▶ [Material for this task]:

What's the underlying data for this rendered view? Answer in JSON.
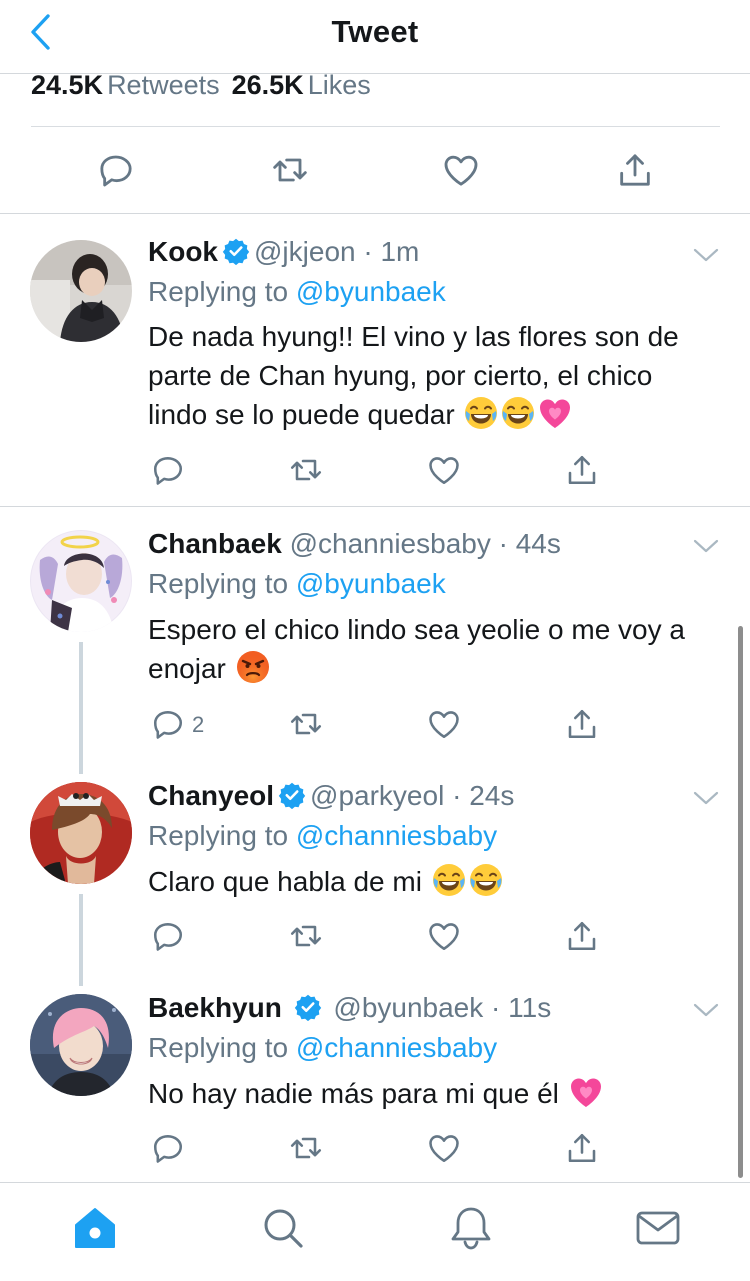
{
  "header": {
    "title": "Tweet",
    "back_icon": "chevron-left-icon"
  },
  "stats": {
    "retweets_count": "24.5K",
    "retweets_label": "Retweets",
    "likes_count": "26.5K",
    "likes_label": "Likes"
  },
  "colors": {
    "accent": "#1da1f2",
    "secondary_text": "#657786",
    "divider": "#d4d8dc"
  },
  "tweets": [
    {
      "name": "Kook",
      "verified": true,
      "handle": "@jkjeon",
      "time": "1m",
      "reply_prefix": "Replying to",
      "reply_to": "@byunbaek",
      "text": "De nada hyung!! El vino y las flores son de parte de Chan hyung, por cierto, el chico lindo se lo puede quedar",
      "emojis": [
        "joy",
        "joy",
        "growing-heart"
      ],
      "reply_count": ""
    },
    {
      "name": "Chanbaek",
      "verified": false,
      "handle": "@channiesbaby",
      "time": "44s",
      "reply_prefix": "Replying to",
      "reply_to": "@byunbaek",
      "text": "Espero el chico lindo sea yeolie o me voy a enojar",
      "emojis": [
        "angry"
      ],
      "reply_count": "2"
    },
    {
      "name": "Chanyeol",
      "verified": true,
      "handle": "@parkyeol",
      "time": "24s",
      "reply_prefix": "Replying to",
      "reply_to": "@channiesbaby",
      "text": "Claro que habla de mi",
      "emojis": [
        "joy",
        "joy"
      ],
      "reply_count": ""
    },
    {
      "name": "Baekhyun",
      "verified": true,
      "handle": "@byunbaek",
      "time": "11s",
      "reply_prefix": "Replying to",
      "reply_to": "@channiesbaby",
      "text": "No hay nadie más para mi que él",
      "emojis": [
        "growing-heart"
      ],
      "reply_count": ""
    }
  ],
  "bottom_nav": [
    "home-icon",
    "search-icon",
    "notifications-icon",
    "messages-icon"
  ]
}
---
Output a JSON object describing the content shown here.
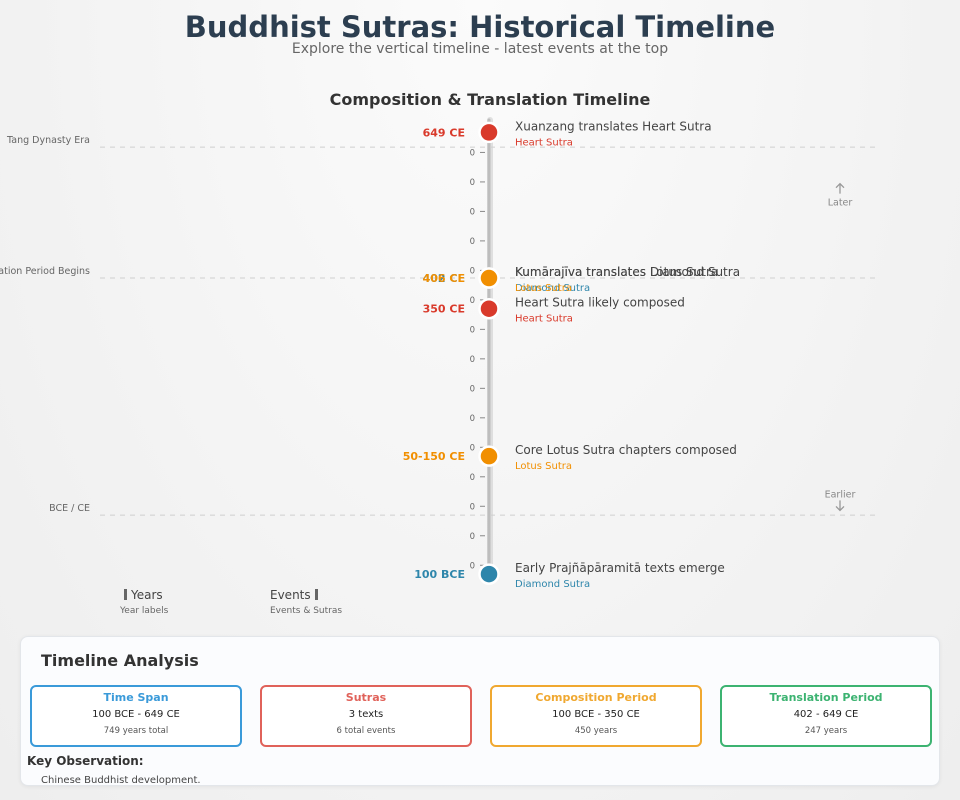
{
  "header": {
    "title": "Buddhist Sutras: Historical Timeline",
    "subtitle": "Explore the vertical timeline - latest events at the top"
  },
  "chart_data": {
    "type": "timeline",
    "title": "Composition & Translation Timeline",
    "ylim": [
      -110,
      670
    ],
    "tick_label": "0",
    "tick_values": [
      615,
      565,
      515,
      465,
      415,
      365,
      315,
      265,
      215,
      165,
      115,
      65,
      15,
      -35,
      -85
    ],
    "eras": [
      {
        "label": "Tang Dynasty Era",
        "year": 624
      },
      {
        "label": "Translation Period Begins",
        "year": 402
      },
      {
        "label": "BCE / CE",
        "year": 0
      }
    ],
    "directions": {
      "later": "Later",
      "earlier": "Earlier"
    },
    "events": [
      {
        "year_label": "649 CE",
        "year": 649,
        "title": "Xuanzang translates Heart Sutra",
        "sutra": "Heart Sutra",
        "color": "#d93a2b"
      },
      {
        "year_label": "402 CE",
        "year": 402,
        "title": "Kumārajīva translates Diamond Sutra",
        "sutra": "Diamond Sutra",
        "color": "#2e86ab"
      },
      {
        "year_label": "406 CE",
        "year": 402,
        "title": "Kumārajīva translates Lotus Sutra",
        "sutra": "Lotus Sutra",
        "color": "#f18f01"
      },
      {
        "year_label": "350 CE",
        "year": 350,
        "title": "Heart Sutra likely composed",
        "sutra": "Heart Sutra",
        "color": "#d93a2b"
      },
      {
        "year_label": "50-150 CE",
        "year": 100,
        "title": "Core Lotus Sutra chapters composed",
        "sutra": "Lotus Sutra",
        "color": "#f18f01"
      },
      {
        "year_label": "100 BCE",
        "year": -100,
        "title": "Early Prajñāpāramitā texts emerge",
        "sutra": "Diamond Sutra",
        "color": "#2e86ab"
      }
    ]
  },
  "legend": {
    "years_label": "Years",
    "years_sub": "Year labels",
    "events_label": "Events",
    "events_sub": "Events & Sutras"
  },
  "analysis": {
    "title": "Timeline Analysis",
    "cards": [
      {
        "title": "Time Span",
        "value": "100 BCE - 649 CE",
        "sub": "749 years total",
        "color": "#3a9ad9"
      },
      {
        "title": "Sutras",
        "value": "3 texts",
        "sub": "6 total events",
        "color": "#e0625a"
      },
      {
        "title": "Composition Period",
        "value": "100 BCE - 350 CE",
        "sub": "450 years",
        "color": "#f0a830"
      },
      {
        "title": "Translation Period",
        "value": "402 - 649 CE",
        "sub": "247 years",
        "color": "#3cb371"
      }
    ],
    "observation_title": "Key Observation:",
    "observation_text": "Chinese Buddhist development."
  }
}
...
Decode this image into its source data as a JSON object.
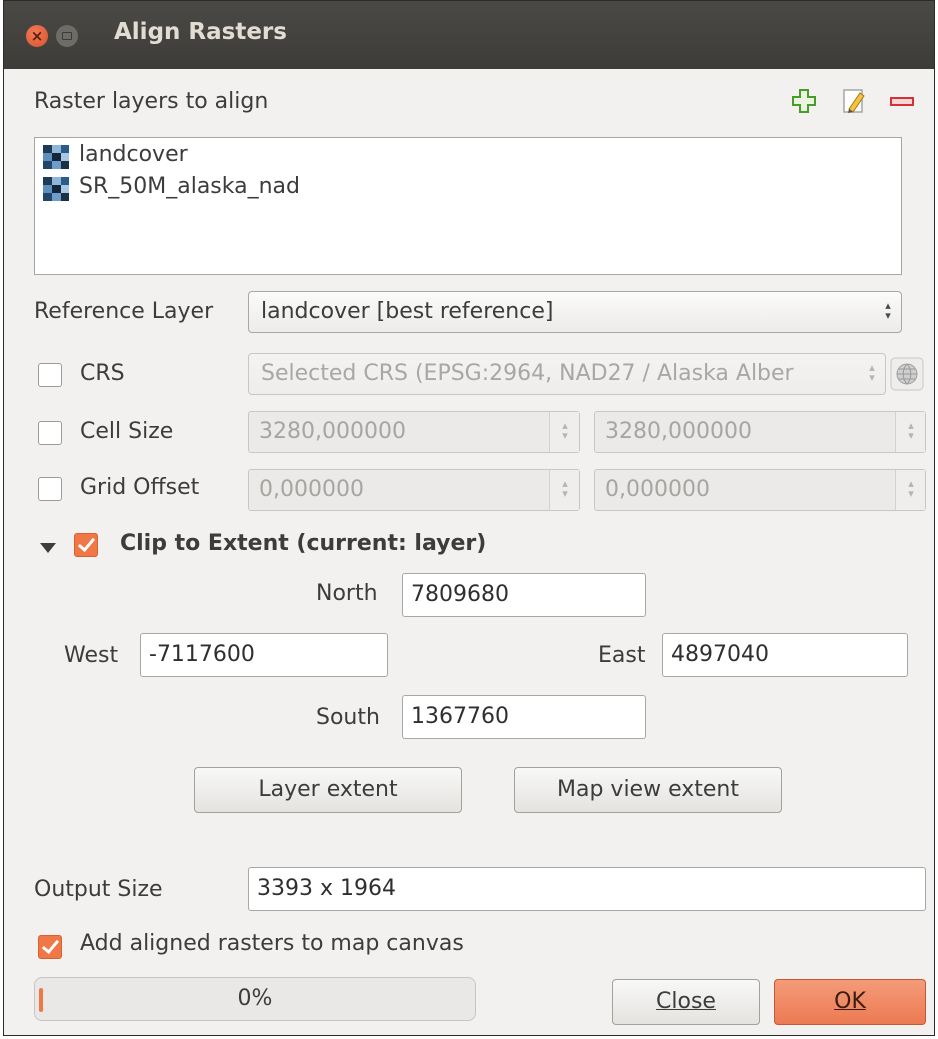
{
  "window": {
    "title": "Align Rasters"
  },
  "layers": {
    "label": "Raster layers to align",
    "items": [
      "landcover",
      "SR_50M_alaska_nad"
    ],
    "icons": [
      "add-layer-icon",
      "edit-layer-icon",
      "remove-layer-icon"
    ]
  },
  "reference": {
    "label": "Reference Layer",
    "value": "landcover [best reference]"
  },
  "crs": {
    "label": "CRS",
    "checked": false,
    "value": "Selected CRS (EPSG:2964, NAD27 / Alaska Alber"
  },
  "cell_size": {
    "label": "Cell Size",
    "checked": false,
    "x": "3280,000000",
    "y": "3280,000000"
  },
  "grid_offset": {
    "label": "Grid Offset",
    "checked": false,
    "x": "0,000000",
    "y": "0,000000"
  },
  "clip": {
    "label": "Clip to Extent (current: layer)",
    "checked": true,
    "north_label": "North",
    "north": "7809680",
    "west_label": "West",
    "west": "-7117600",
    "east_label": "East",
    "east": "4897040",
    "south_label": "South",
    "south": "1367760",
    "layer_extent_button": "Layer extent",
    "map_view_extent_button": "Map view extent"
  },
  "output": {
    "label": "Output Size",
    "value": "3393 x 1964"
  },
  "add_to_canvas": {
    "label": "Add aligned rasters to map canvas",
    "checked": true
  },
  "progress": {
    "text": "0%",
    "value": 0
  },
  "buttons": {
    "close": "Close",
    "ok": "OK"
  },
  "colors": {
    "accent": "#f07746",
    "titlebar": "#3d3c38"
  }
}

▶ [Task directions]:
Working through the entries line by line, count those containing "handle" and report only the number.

▶ [Answer below]:
4